### Task item
Repeat all the data word for word.

### Dataset rows describing interfaces
■ ■ ■ ■

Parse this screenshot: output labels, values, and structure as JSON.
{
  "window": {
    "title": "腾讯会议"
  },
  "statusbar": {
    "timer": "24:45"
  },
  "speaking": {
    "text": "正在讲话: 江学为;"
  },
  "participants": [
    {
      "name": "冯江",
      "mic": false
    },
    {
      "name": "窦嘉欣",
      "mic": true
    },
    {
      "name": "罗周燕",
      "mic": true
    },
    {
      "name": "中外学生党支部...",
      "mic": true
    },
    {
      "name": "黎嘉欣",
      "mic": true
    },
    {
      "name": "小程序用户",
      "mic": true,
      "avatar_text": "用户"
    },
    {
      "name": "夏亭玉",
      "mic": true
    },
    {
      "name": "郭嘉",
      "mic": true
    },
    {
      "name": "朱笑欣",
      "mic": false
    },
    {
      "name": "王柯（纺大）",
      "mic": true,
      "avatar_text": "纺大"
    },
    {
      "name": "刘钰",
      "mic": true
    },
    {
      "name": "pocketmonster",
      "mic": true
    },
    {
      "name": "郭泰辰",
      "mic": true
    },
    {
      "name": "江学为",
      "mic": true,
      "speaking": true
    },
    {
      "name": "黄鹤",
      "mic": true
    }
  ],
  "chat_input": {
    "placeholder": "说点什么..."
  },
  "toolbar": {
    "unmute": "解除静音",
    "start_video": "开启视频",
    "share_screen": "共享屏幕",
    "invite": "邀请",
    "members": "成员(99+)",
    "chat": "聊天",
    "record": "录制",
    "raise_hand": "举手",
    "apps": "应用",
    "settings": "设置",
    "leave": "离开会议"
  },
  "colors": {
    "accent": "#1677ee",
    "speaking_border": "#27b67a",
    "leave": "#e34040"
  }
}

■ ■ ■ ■

### Response area
Parse this screenshot: output labels, values, and structure as JSON.
{
  "window": {
    "title": "腾讯会议"
  },
  "statusbar": {
    "timer": "24:45"
  },
  "speaking": {
    "text": "正在讲话: 江学为;"
  },
  "participants": [
    {
      "name": "冯江",
      "mic": false
    },
    {
      "name": "窦嘉欣",
      "mic": true
    },
    {
      "name": "罗周燕",
      "mic": true
    },
    {
      "name": "中外学生党支部...",
      "mic": true
    },
    {
      "name": "黎嘉欣",
      "mic": true
    },
    {
      "name": "小程序用户",
      "mic": true,
      "avatar_text": "用户"
    },
    {
      "name": "夏亭玉",
      "mic": true
    },
    {
      "name": "郭嘉",
      "mic": true
    },
    {
      "name": "朱笑欣",
      "mic": false
    },
    {
      "name": "王柯（纺大）",
      "mic": true,
      "avatar_text": "纺大"
    },
    {
      "name": "刘钰",
      "mic": true
    },
    {
      "name": "pocketmonster",
      "mic": true
    },
    {
      "name": "郭泰辰",
      "mic": true
    },
    {
      "name": "江学为",
      "mic": true,
      "speaking": true
    },
    {
      "name": "黄鹤",
      "mic": true
    }
  ],
  "chat_input": {
    "placeholder": "说点什么..."
  },
  "toolbar": {
    "unmute": "解除静音",
    "start_video": "开启视频",
    "share_screen": "共享屏幕",
    "invite": "邀请",
    "members": "成员(99+)",
    "chat": "聊天",
    "record": "录制",
    "raise_hand": "举手",
    "apps": "应用",
    "settings": "设置",
    "leave": "离开会议"
  },
  "colors": {
    "accent": "#1677ee",
    "speaking_border": "#27b67a",
    "leave": "#e34040"
  }
}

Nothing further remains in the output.